▶ How to complete this task
The goal here is an exact copy of the entries below, without their pictures.

BEGIN Data shown

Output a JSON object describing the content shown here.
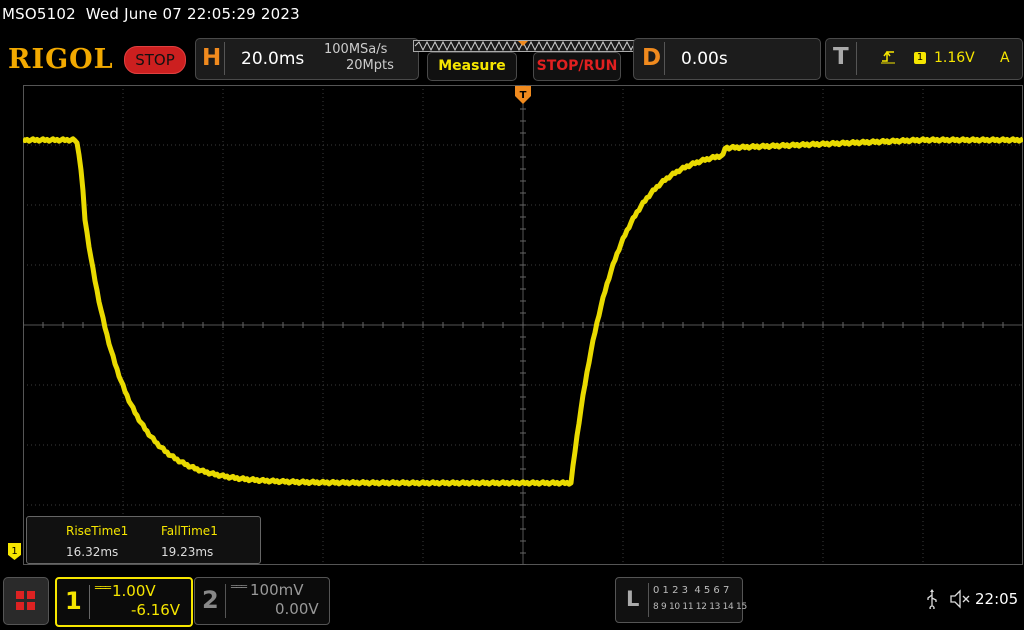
{
  "header": {
    "model": "MSO5102",
    "datetime": "Wed June 07 22:05:29 2023",
    "brand": "RIGOL",
    "run_state": "STOP"
  },
  "horizontal": {
    "letter": "H",
    "timebase": "20.0ms",
    "sample_rate": "100MSa/s",
    "memory_depth": "20Mpts"
  },
  "buttons": {
    "measure": "Measure",
    "stop_run": "STOP/RUN"
  },
  "delay": {
    "letter": "D",
    "value": "0.00s"
  },
  "trigger": {
    "letter": "T",
    "source": "1",
    "level": "1.16V",
    "mode": "A",
    "marker_label": "T"
  },
  "measurements": [
    {
      "label": "RiseTime1",
      "value": "16.32ms"
    },
    {
      "label": "FallTime1",
      "value": "19.23ms"
    }
  ],
  "channels": [
    {
      "number": "1",
      "scale": "1.00V",
      "offset": "-6.16V",
      "color": "#f6e600",
      "active": true
    },
    {
      "number": "2",
      "scale": "100mV",
      "offset": "0.00V",
      "color": "#888888",
      "active": false
    }
  ],
  "channel1_marker": "1",
  "logic": {
    "letter": "L",
    "row1": "0 1 2 3  4 5 6 7",
    "row2": "8 9 10 11 12 13 14 15"
  },
  "status": {
    "clock": "22:05",
    "usb_icon": "usb-icon",
    "sound_icon": "speaker-muted-icon"
  },
  "colors": {
    "trace": "#f6e600",
    "accent": "#f08a1e",
    "stop": "#cc1f1f",
    "grid": "#3a3a3a"
  }
}
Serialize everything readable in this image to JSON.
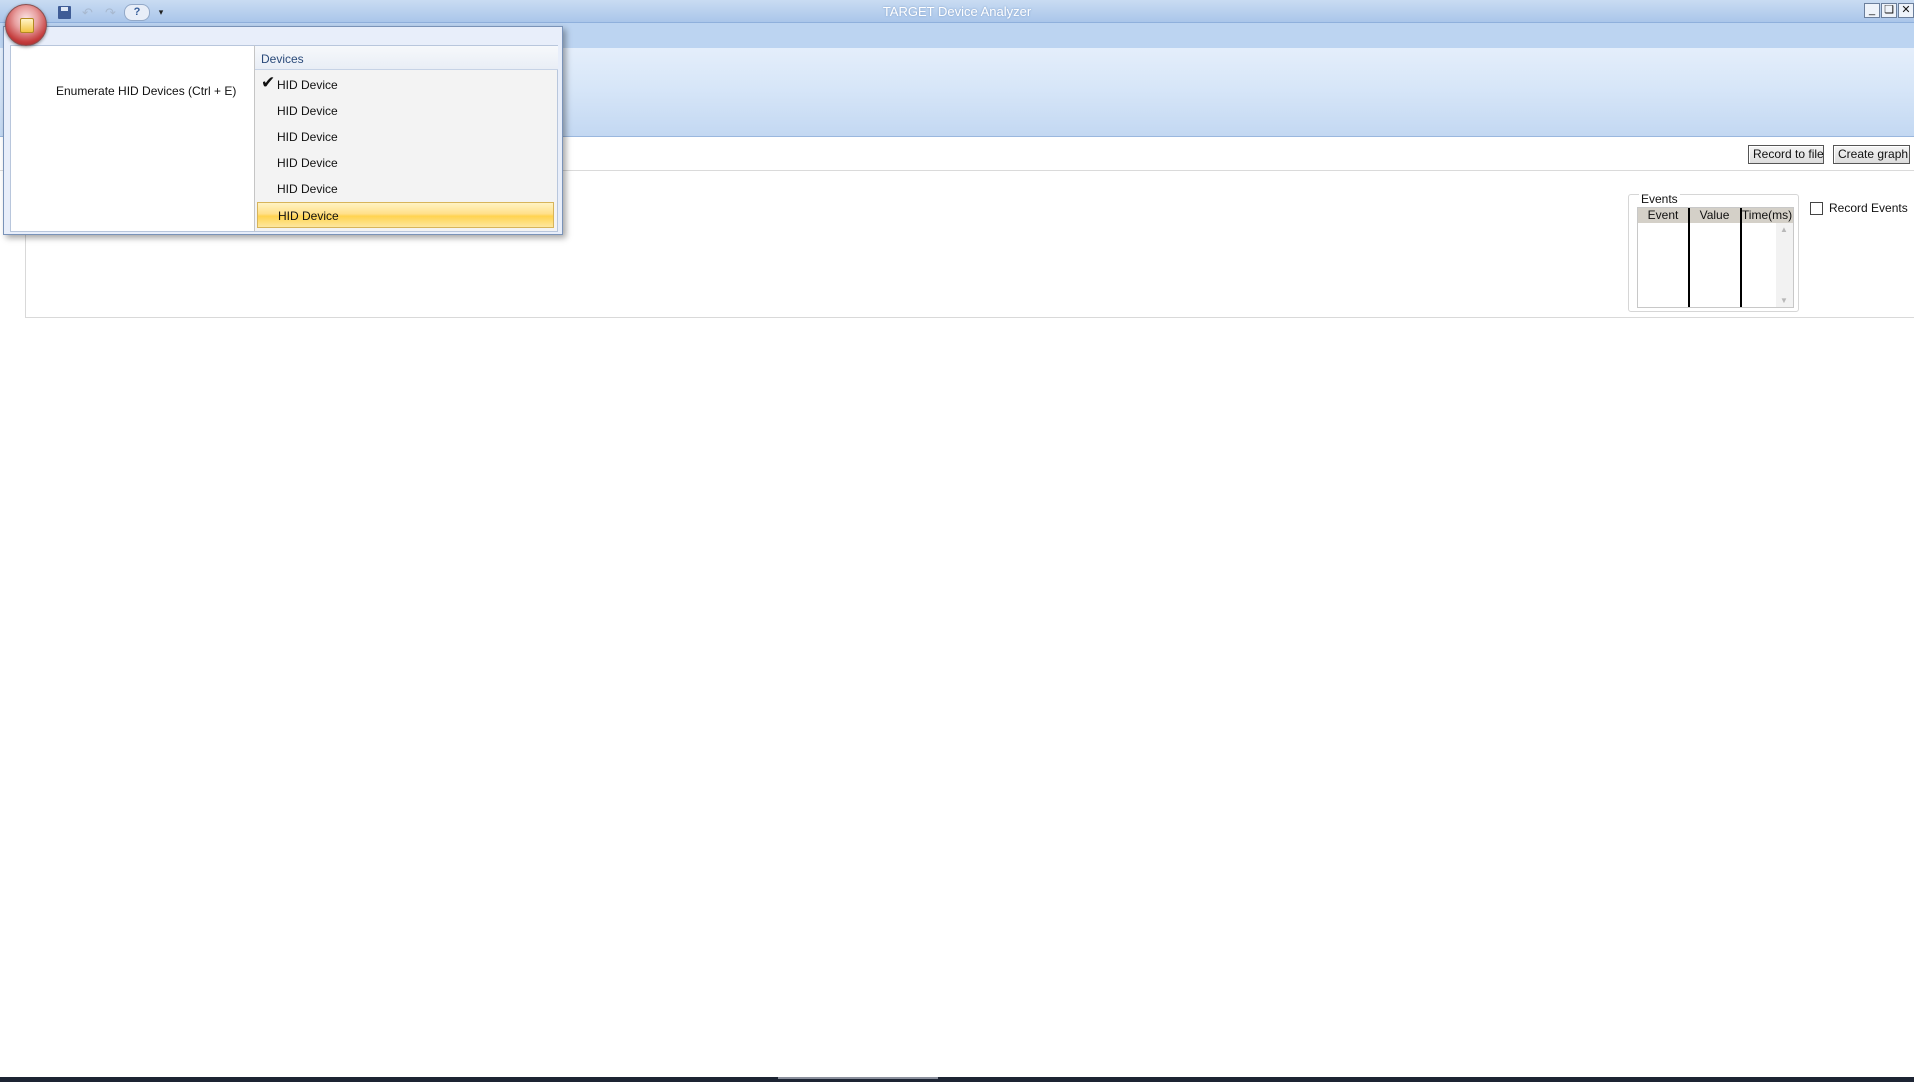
{
  "window": {
    "title": "TARGET Device Analyzer",
    "controls": [
      "_",
      "❏",
      "✕"
    ]
  },
  "quick_access": {
    "save_icon": "save-icon",
    "undo_icon": "undo-icon",
    "redo_icon": "redo-icon",
    "help_label": "?",
    "customize_label": "▾"
  },
  "app_menu": {
    "commands": {
      "enumerate_label": "Enumerate HID Devices (Ctrl + E)"
    },
    "devices": {
      "title": "Devices",
      "items": [
        {
          "label": "HID Device",
          "checked": true,
          "highlighted": false
        },
        {
          "label": "HID Device",
          "checked": false,
          "highlighted": false
        },
        {
          "label": "HID Device",
          "checked": false,
          "highlighted": false
        },
        {
          "label": "HID Device",
          "checked": false,
          "highlighted": false
        },
        {
          "label": "HID Device",
          "checked": false,
          "highlighted": false
        },
        {
          "label": "HID Device",
          "checked": false,
          "highlighted": true
        }
      ],
      "check_glyph": "✔"
    }
  },
  "toolbar": {
    "record_to_file_label": "Record to file",
    "create_graph_label": "Create graph"
  },
  "events": {
    "group_label": "Events",
    "columns": [
      "Event",
      "Value",
      "Time(ms)"
    ],
    "rows": [],
    "record_events_label": "Record Events",
    "record_events_checked": false
  },
  "colors": {
    "title_bar": "#aac6ea",
    "ribbon": "#d7e6f8",
    "highlight": "#ffd350",
    "devices_title": "#2a4a7a"
  }
}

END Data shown

▶ Output of the exercise
Output a JSON object describing the content shown here.
{
  "header": {
    "model": "MSO5102",
    "datetime": "Wed June 07 22:05:29 2023",
    "brand": "RIGOL",
    "run_state": "STOP"
  },
  "horizontal": {
    "letter": "H",
    "timebase": "20.0ms",
    "sample_rate": "100MSa/s",
    "memory_depth": "20Mpts"
  },
  "buttons": {
    "measure": "Measure",
    "stop_run": "STOP/RUN"
  },
  "delay": {
    "letter": "D",
    "value": "0.00s"
  },
  "trigger": {
    "letter": "T",
    "source": "1",
    "level": "1.16V",
    "mode": "A",
    "marker_label": "T"
  },
  "measurements": [
    {
      "label": "RiseTime1",
      "value": "16.32ms"
    },
    {
      "label": "FallTime1",
      "value": "19.23ms"
    }
  ],
  "channels": [
    {
      "number": "1",
      "scale": "1.00V",
      "offset": "-6.16V",
      "color": "#f6e600",
      "active": true
    },
    {
      "number": "2",
      "scale": "100mV",
      "offset": "0.00V",
      "color": "#888888",
      "active": false
    }
  ],
  "channel1_marker": "1",
  "logic": {
    "letter": "L",
    "row1": "0 1 2 3  4 5 6 7",
    "row2": "8 9 10 11 12 13 14 15"
  },
  "status": {
    "clock": "22:05",
    "usb_icon": "usb-icon",
    "sound_icon": "speaker-muted-icon"
  },
  "colors": {
    "trace": "#f6e600",
    "accent": "#f08a1e",
    "stop": "#cc1f1f",
    "grid": "#3a3a3a"
  }
}
Serialize everything readable in this image to JSON.
{
  "window": {
    "title": "TARGET Device Analyzer",
    "controls": [
      "_",
      "❏",
      "✕"
    ]
  },
  "quick_access": {
    "save_icon": "save-icon",
    "undo_icon": "undo-icon",
    "redo_icon": "redo-icon",
    "help_label": "?",
    "customize_label": "▾"
  },
  "app_menu": {
    "commands": {
      "enumerate_label": "Enumerate HID Devices (Ctrl + E)"
    },
    "devices": {
      "title": "Devices",
      "items": [
        {
          "label": "HID Device",
          "checked": true,
          "highlighted": false
        },
        {
          "label": "HID Device",
          "checked": false,
          "highlighted": false
        },
        {
          "label": "HID Device",
          "checked": false,
          "highlighted": false
        },
        {
          "label": "HID Device",
          "checked": false,
          "highlighted": false
        },
        {
          "label": "HID Device",
          "checked": false,
          "highlighted": false
        },
        {
          "label": "HID Device",
          "checked": false,
          "highlighted": true
        }
      ],
      "check_glyph": "✔"
    }
  },
  "toolbar": {
    "record_to_file_label": "Record to file",
    "create_graph_label": "Create graph"
  },
  "events": {
    "group_label": "Events",
    "columns": [
      "Event",
      "Value",
      "Time(ms)"
    ],
    "rows": [],
    "record_events_label": "Record Events",
    "record_events_checked": false
  },
  "colors": {
    "title_bar": "#aac6ea",
    "ribbon": "#d7e6f8",
    "highlight": "#ffd350",
    "devices_title": "#2a4a7a"
  }
}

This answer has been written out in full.